Looks like on your calendar you have a busy summer. I get to come to Earthaven at the end of May (2022). Then I got invited to go out to Utah to the Timpanogos Storytelling Festival, which is one of the biggest ones in the country. I’m hoping I can get that together. So, thank goodness I can still mouth off. I got a little bit of Parkinson’s disease so a lot of my skills are… I realize that being able bodied is a temporary condition no matter who you are. And all we can do is enjoy it as long as we have it.

I have about ten recordings out there. A lot of them are on Band Camp. Some of them you can get from CDs. And I have a bunch of books out, about five books, if you call them all books. Some of them are hardcover, some of them are soft cover. And I guess my website, two t’s in Elliott.


Mary Oliver has a great quote which I think sort of embodies a whole lot of instructions for living a life. “Pay attention. Be astonished. Tell about it.”
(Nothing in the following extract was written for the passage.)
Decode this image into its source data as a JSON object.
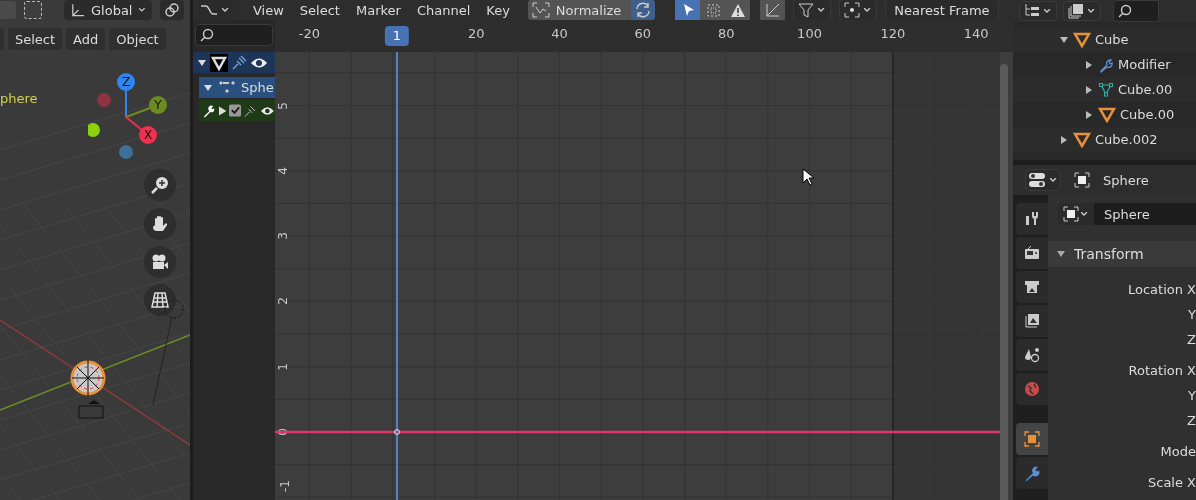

That just says it all, doesn’t it? Thank you for listening. Please visit our website at and sign up for our newsletter. This podcast is produced by Earthaven Ecovillage School of Integrated Living in Western North Carolina. Have a great day.

Doug Elliott

Doug Elliott

Storyteller, Faculty

Doug Elliott is a naturalist, herbalist, storyteller, basket maker, back-country guide, philosopher, and harmonica wizard. He has spent a great deal of time with traditional country folk and indigenous people, learning their stories, folklore and traditional ways of relating to the natural world. In recent years, he has performed and presented programs at festivals, museums, botanical gardens, nature centers and schools from Canada to the Caribbean.